By Danielle Grilli, content director of

My first brush with reflexology was on a soccer field.  Sitting on the sidelines, watching my big brother kick the ball around, my little 8 year old head began to ache something terrible.  One of the soccer moms, a nurse, took my hand and began to squeeze the area between my thumb and index finger; several minutes later, my headache began to dissipate.
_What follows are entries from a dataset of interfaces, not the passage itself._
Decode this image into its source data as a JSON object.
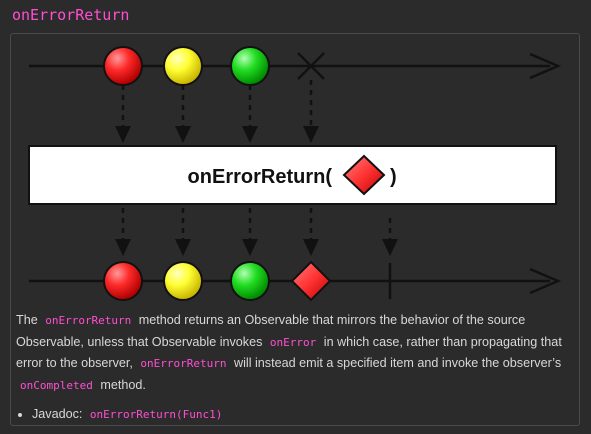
{
  "page": {
    "title": "onErrorReturn"
  },
  "diagram": {
    "operator_label": "onErrorReturn(",
    "operator_close": ")",
    "colors": {
      "red": "#ff2a2a",
      "yellow": "#ffff33",
      "green": "#22dd22",
      "diamond": "#ff3333",
      "box_fill": "#ffffff",
      "line": "#111111"
    },
    "icons": [
      "red-marble-icon",
      "yellow-marble-icon",
      "green-marble-icon",
      "error-x-icon",
      "diamond-item-icon",
      "completion-bar-icon",
      "arrowhead-icon"
    ]
  },
  "description": {
    "p1": "The ",
    "c1": "onErrorReturn",
    "p2": " method returns an Observable that mirrors the behavior of the source Observable, unless that Observable invokes ",
    "c2": "onError",
    "p3": " in which case, rather than propagating that error to the observer, ",
    "c3": "onErrorReturn",
    "p4": " will instead emit a specified item and invoke the observer’s ",
    "c4": "onCompleted",
    "p5": " method."
  },
  "links": {
    "javadoc_label": "Javadoc: ",
    "javadoc_code": "onErrorReturn(Func1)"
  }
}
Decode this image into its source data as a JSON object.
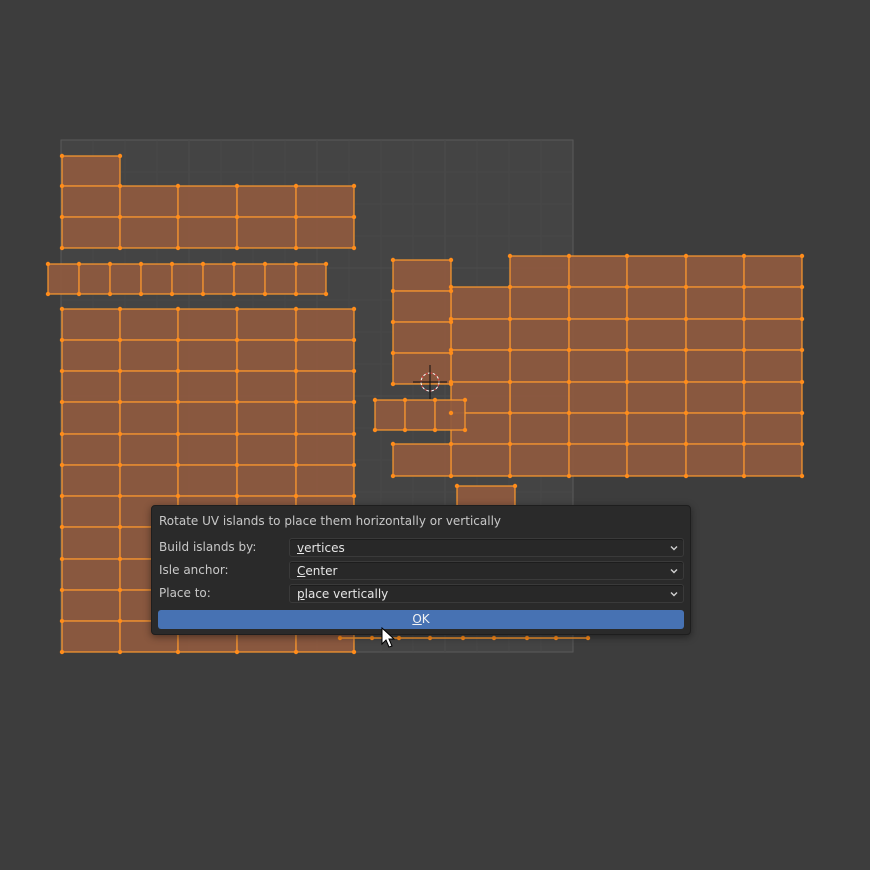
{
  "dialog": {
    "title": "Rotate UV islands to place them horizontally or vertically",
    "fields": [
      {
        "label": "Build islands by:",
        "value_first": "v",
        "value_rest": "ertices",
        "icon": "chevron-down-icon"
      },
      {
        "label": "Isle anchor:",
        "value_first": "C",
        "value_rest": "enter",
        "icon": "chevron-down-icon"
      },
      {
        "label": "Place to:",
        "value_first": "p",
        "value_rest": "lace vertically",
        "icon": "chevron-down-icon"
      }
    ],
    "ok_first": "O",
    "ok_rest": "K"
  },
  "colors": {
    "background": "#3d3d3d",
    "uv_bounds": "#444444",
    "grid": "#4b4b4b",
    "face_fill": "#8f5a3f",
    "edge": "#ff9a2e",
    "vertex": "#ff8c1a",
    "ok_button": "#4772b3"
  },
  "cursor_icon": "mouse-pointer-icon",
  "cursor3d_icon": "2d-cursor-icon"
}
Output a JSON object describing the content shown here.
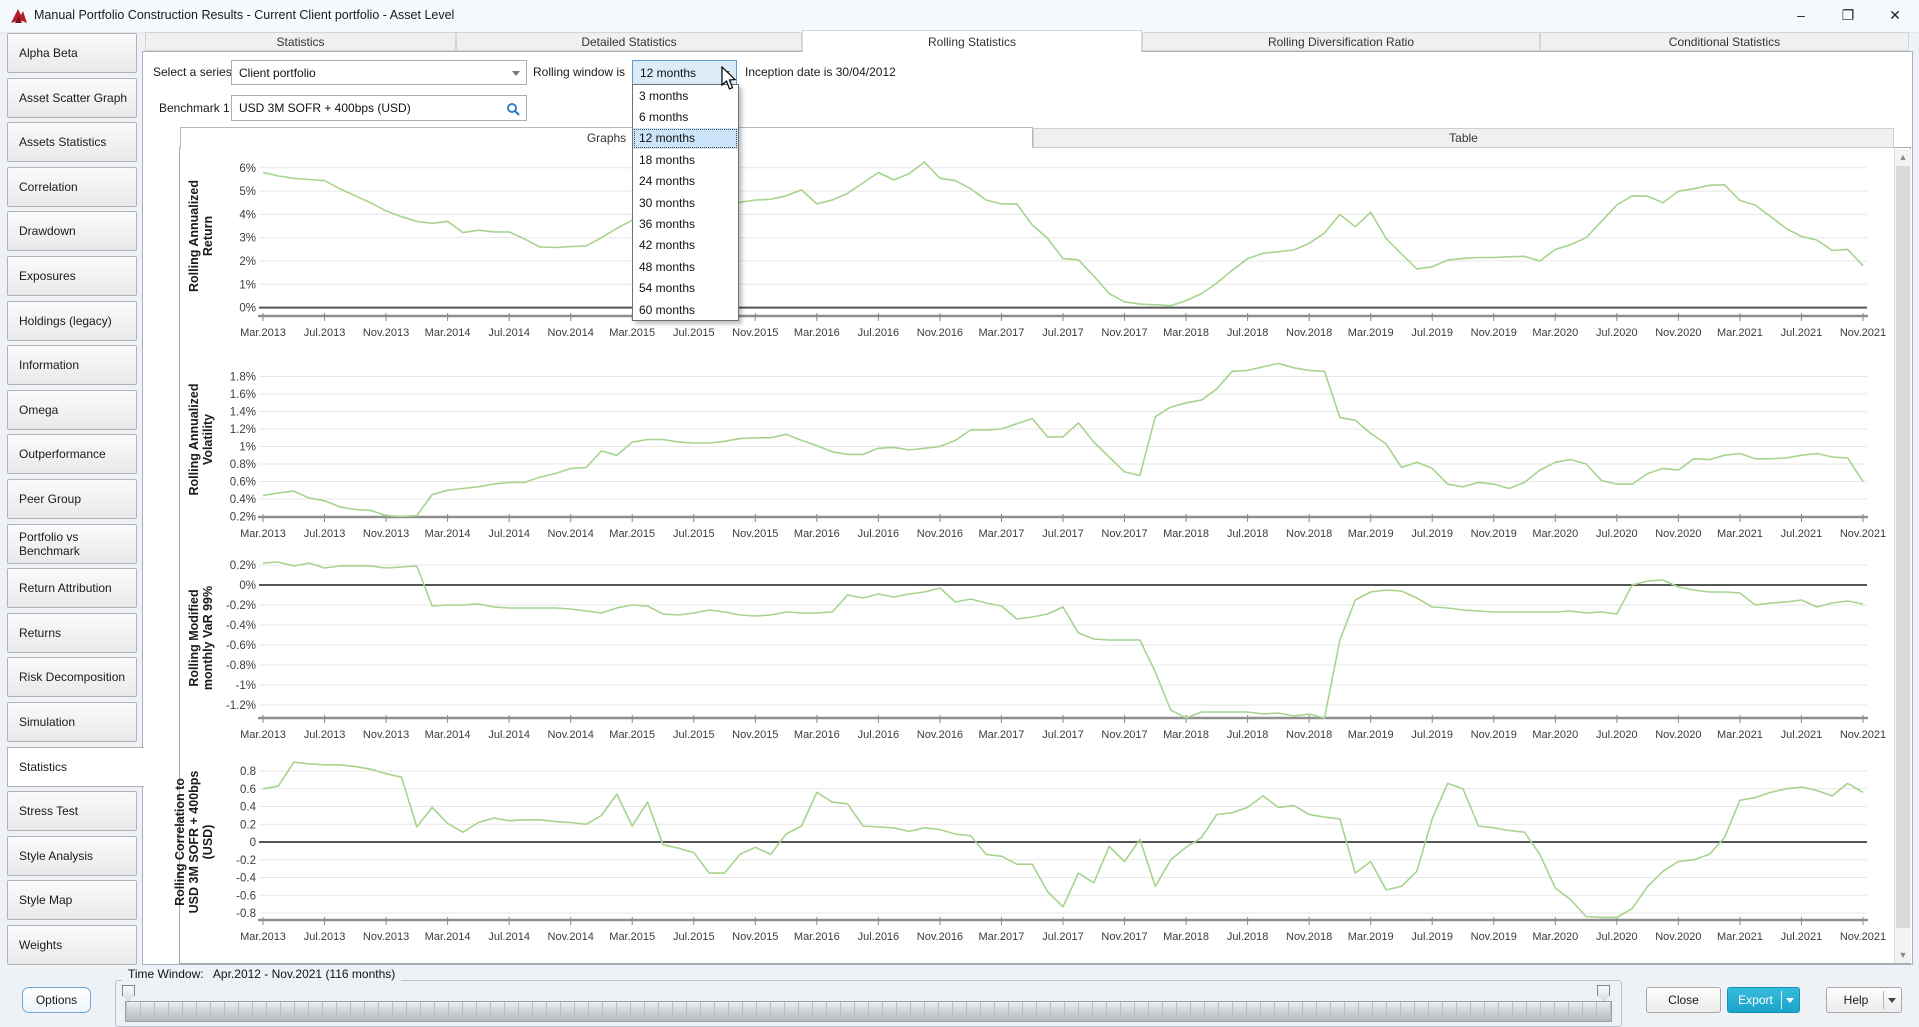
{
  "window": {
    "title": "Manual Portfolio Construction Results - Current Client portfolio - Asset Level",
    "icons": {
      "app": "portfolio-app-icon",
      "minimize": "minimize-icon",
      "restore": "restore-icon",
      "close": "close-icon"
    }
  },
  "sidebar": {
    "items": [
      "Alpha Beta",
      "Asset Scatter Graph",
      "Assets Statistics",
      "Correlation",
      "Drawdown",
      "Exposures",
      "Holdings (legacy)",
      "Information",
      "Omega",
      "Outperformance",
      "Peer Group",
      "Portfolio vs Benchmark",
      "Return Attribution",
      "Returns",
      "Risk Decomposition",
      "Simulation",
      "Statistics",
      "Stress Test",
      "Style Analysis",
      "Style Map",
      "Weights"
    ],
    "active": "Statistics"
  },
  "tabs": {
    "items": [
      "Statistics",
      "Detailed Statistics",
      "Rolling Statistics",
      "Rolling Diversification Ratio",
      "Conditional Statistics"
    ],
    "active": "Rolling Statistics"
  },
  "controls": {
    "series_label": "Select a series",
    "series_value": "Client portfolio",
    "rolling_label": "Rolling window is",
    "rolling_value": "12 months",
    "rolling_options": [
      "3 months",
      "6 months",
      "12 months",
      "18 months",
      "24 months",
      "30 months",
      "36 months",
      "42 months",
      "48 months",
      "54 months",
      "60 months"
    ],
    "rolling_selected": "12 months",
    "inception_text": "Inception date is 30/04/2012",
    "benchmark_label": "Benchmark 1",
    "benchmark_value": "USD 3M SOFR + 400bps (USD)",
    "search_icon": "search-icon"
  },
  "subtabs": {
    "items": [
      "Graphs",
      "Table"
    ],
    "active": "Graphs"
  },
  "colors": {
    "chart_line": "#a6d48e",
    "export_button": "#29b4d6",
    "dropdown_highlight": "#cbe4fa"
  },
  "chart_data": {
    "type": "line",
    "series_name": "Client portfolio",
    "x_start": "Mar.2013",
    "x_step_months": 1,
    "x_labels": [
      "Mar.2013",
      "Jul.2013",
      "Nov.2013",
      "Mar.2014",
      "Jul.2014",
      "Nov.2014",
      "Mar.2015",
      "Jul.2015",
      "Nov.2015",
      "Mar.2016",
      "Jul.2016",
      "Nov.2016",
      "Mar.2017",
      "Jul.2017",
      "Nov.2017",
      "Mar.2018",
      "Jul.2018",
      "Nov.2018",
      "Mar.2019",
      "Jul.2019",
      "Nov.2019",
      "Mar.2020",
      "Jul.2020",
      "Nov.2020",
      "Mar.2021",
      "Jul.2021",
      "Nov.2021"
    ],
    "charts": [
      {
        "ylabel_lines": [
          "Rolling Annualized",
          "Return"
        ],
        "ytick_values": [
          6,
          5,
          4,
          3,
          2,
          1,
          0
        ],
        "ytick_labels": [
          "6%",
          "5%",
          "4%",
          "3%",
          "2%",
          "1%",
          "0%"
        ],
        "ylim": [
          -0.4,
          6.5
        ],
        "values": [
          5.8,
          5.65,
          5.55,
          5.5,
          5.45,
          5.1,
          4.8,
          4.5,
          4.15,
          3.9,
          3.7,
          3.62,
          3.7,
          3.22,
          3.32,
          3.25,
          3.25,
          2.95,
          2.6,
          2.58,
          2.62,
          2.65,
          3.0,
          3.4,
          3.75,
          3.95,
          4.1,
          4.2,
          4.28,
          4.35,
          4.45,
          4.52,
          4.62,
          4.65,
          4.8,
          5.05,
          4.45,
          4.62,
          4.9,
          5.35,
          5.8,
          5.48,
          5.75,
          6.25,
          5.55,
          5.45,
          5.1,
          4.62,
          4.45,
          4.45,
          3.55,
          2.97,
          2.1,
          2.05,
          1.35,
          0.6,
          0.25,
          0.15,
          0.12,
          0.08,
          0.3,
          0.6,
          1.05,
          1.6,
          2.1,
          2.33,
          2.4,
          2.47,
          2.76,
          3.2,
          4.0,
          3.47,
          4.09,
          2.97,
          2.3,
          1.66,
          1.75,
          2.04,
          2.11,
          2.15,
          2.15,
          2.18,
          2.2,
          2.0,
          2.5,
          2.7,
          3.0,
          3.7,
          4.4,
          4.8,
          4.78,
          4.5,
          5.0,
          5.1,
          5.25,
          5.27,
          4.6,
          4.4,
          3.9,
          3.4,
          3.05,
          2.9,
          2.45,
          2.5,
          1.8
        ]
      },
      {
        "ylabel_lines": [
          "Rolling Annualized",
          "Volatility"
        ],
        "ytick_values": [
          1.8,
          1.6,
          1.4,
          1.2,
          1.0,
          0.8,
          0.6,
          0.4,
          0.2
        ],
        "ytick_labels": [
          "1.8%",
          "1.6%",
          "1.4%",
          "1.2%",
          "1%",
          "0.8%",
          "0.6%",
          "0.4%",
          "0.2%"
        ],
        "ylim": [
          0.2,
          2.0
        ],
        "values": [
          0.44,
          0.47,
          0.49,
          0.41,
          0.38,
          0.31,
          0.28,
          0.27,
          0.21,
          0.2,
          0.21,
          0.45,
          0.5,
          0.52,
          0.54,
          0.57,
          0.59,
          0.59,
          0.65,
          0.69,
          0.75,
          0.76,
          0.95,
          0.9,
          1.05,
          1.08,
          1.08,
          1.05,
          1.04,
          1.04,
          1.06,
          1.09,
          1.1,
          1.1,
          1.14,
          1.07,
          1.01,
          0.94,
          0.91,
          0.91,
          0.98,
          0.99,
          0.96,
          0.98,
          1.0,
          1.07,
          1.19,
          1.19,
          1.2,
          1.26,
          1.32,
          1.11,
          1.11,
          1.27,
          1.05,
          0.88,
          0.71,
          0.67,
          1.34,
          1.45,
          1.5,
          1.53,
          1.66,
          1.86,
          1.87,
          1.91,
          1.95,
          1.9,
          1.87,
          1.86,
          1.33,
          1.3,
          1.15,
          1.03,
          0.76,
          0.82,
          0.75,
          0.57,
          0.54,
          0.59,
          0.57,
          0.52,
          0.59,
          0.73,
          0.82,
          0.85,
          0.8,
          0.61,
          0.57,
          0.57,
          0.69,
          0.75,
          0.73,
          0.86,
          0.85,
          0.9,
          0.92,
          0.86,
          0.86,
          0.87,
          0.9,
          0.92,
          0.88,
          0.87,
          0.6
        ]
      },
      {
        "ylabel_lines": [
          "Rolling Modified",
          "monthly VaR 99%"
        ],
        "ytick_values": [
          0.2,
          0,
          -0.2,
          -0.4,
          -0.6,
          -0.8,
          -1.0,
          -1.2
        ],
        "ytick_labels": [
          "0.2%",
          "0%",
          "-0.2%",
          "-0.4%",
          "-0.6%",
          "-0.8%",
          "-1%",
          "-1.2%"
        ],
        "ylim": [
          -1.33,
          0.3
        ],
        "values": [
          0.22,
          0.23,
          0.19,
          0.22,
          0.17,
          0.19,
          0.19,
          0.19,
          0.17,
          0.18,
          0.19,
          -0.21,
          -0.2,
          -0.2,
          -0.19,
          -0.22,
          -0.23,
          -0.23,
          -0.23,
          -0.23,
          -0.24,
          -0.26,
          -0.28,
          -0.23,
          -0.2,
          -0.21,
          -0.29,
          -0.3,
          -0.28,
          -0.25,
          -0.27,
          -0.3,
          -0.31,
          -0.3,
          -0.27,
          -0.28,
          -0.28,
          -0.27,
          -0.1,
          -0.13,
          -0.09,
          -0.12,
          -0.09,
          -0.07,
          -0.03,
          -0.17,
          -0.14,
          -0.18,
          -0.21,
          -0.34,
          -0.32,
          -0.29,
          -0.22,
          -0.48,
          -0.54,
          -0.55,
          -0.55,
          -0.55,
          -0.87,
          -1.25,
          -1.33,
          -1.27,
          -1.27,
          -1.27,
          -1.27,
          -1.29,
          -1.28,
          -1.31,
          -1.29,
          -1.33,
          -0.55,
          -0.15,
          -0.07,
          -0.05,
          -0.06,
          -0.13,
          -0.22,
          -0.23,
          -0.25,
          -0.26,
          -0.27,
          -0.27,
          -0.27,
          -0.27,
          -0.27,
          -0.26,
          -0.28,
          -0.27,
          -0.29,
          0.0,
          0.04,
          0.05,
          -0.02,
          -0.05,
          -0.07,
          -0.07,
          -0.08,
          -0.2,
          -0.18,
          -0.17,
          -0.15,
          -0.22,
          -0.18,
          -0.16,
          -0.19
        ]
      },
      {
        "ylabel_lines": [
          "Rolling Correlation to",
          "USD 3M SOFR + 400bps",
          "(USD)"
        ],
        "ytick_values": [
          0.8,
          0.6,
          0.4,
          0.2,
          0,
          -0.2,
          -0.4,
          -0.6,
          -0.8
        ],
        "ytick_labels": [
          "0.8",
          "0.6",
          "0.4",
          "0.2",
          "0",
          "-0.2",
          "-0.4",
          "-0.6",
          "-0.8"
        ],
        "ylim": [
          -0.88,
          0.95
        ],
        "values": [
          0.6,
          0.63,
          0.9,
          0.88,
          0.87,
          0.87,
          0.85,
          0.82,
          0.77,
          0.73,
          0.17,
          0.39,
          0.21,
          0.11,
          0.22,
          0.27,
          0.24,
          0.25,
          0.25,
          0.23,
          0.22,
          0.2,
          0.3,
          0.54,
          0.18,
          0.45,
          -0.03,
          -0.07,
          -0.12,
          -0.35,
          -0.35,
          -0.14,
          -0.06,
          -0.14,
          0.09,
          0.18,
          0.56,
          0.45,
          0.43,
          0.18,
          0.17,
          0.16,
          0.12,
          0.16,
          0.14,
          0.09,
          0.07,
          -0.14,
          -0.16,
          -0.25,
          -0.25,
          -0.56,
          -0.73,
          -0.35,
          -0.46,
          -0.05,
          -0.22,
          0.03,
          -0.5,
          -0.2,
          -0.06,
          0.05,
          0.31,
          0.33,
          0.39,
          0.52,
          0.39,
          0.41,
          0.31,
          0.28,
          0.26,
          -0.35,
          -0.22,
          -0.54,
          -0.5,
          -0.33,
          0.26,
          0.66,
          0.6,
          0.18,
          0.16,
          0.13,
          0.11,
          -0.14,
          -0.52,
          -0.65,
          -0.84,
          -0.85,
          -0.85,
          -0.75,
          -0.5,
          -0.33,
          -0.22,
          -0.2,
          -0.14,
          0.05,
          0.47,
          0.5,
          0.56,
          0.6,
          0.62,
          0.58,
          0.52,
          0.66,
          0.56
        ]
      }
    ]
  },
  "footer": {
    "time_window_label": "Time Window:",
    "time_window_value": "Apr.2012 - Nov.2021 (116 months)",
    "options_label": "Options",
    "close_label": "Close",
    "export_label": "Export",
    "help_label": "Help"
  }
}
At the time I thought it was magic but she corrected me saying, “It’s not magic, it’s just reflexology.” 

Although the exact origins of reflexology are unclear, it is believed that the practice reaches as far back as ancient Egypt.  Evidence of use can also be found in China, North America and in other areas of the ancient world.  Modern reflexology as we know it has its roots in Zone Therapy which was established by Dr. William H. Fitzgerald in the early 1900’s.  Several years (and theoretical adjustments) later, in the 1970’s, the International Institute of Reflexology was established.

As a therapy, reflexology involves the application of pressure to specific points in the feet, hands or ears.   Not unlike Acupuncture points, reflexology points are thought to coincide with different energy channels in the body.  As a result, it is believed that the application of pressure to a particular point stimulates the muscles, organs, and nerves that lie along that zone, or channel, allowing them to function more effectively.

As regards the efficacy of reflexology, the jury’s still out.  Although several studies have shown reflexology to be beneficial in the treatment of conditions such as premenstrual syndrome, recurrent migraines, and high blood pressure; to date, there have not been enough successful results to unequivocally prove its efficacy for any given condition.  That said, as with many CAM (Complementary and Alternative Medicine) treatments, reflexology is personalized and trials are few and far between so it is difficult to determine how effective it really is as a system of treatment.

Science aside, I can say that I have never had to take a pain pill for a headache.  The first thing I do when I start to feel a impending headache is squeeze that point the soccer mom showed me all those many years ago and – just like the magic I thought it was – the pain disappears into thin air.      


1. rVita: Alternative Therapy
2. T Oleson, W Flocco, "Randomized controlled study of premenstrual symptoms treated with ear, hand, and foot reflexology" Obstetrics and Gynecology, Vol 82, No 6, Dec 1993, 906-911.
3. "Headache and Reflexological Treatment" by E Brendsstrup & L Launso, publ. by the Council Concerning Alternative Treatment, the National Board of Health, Denmark, 1997.
4. B.S.M. Frankel, "The effect of reflexology on baroreceptor reflex sensitivity, blood pressure and sinus arrhythmia", Complementary Therapies in Medicine (1997) 5, 80-84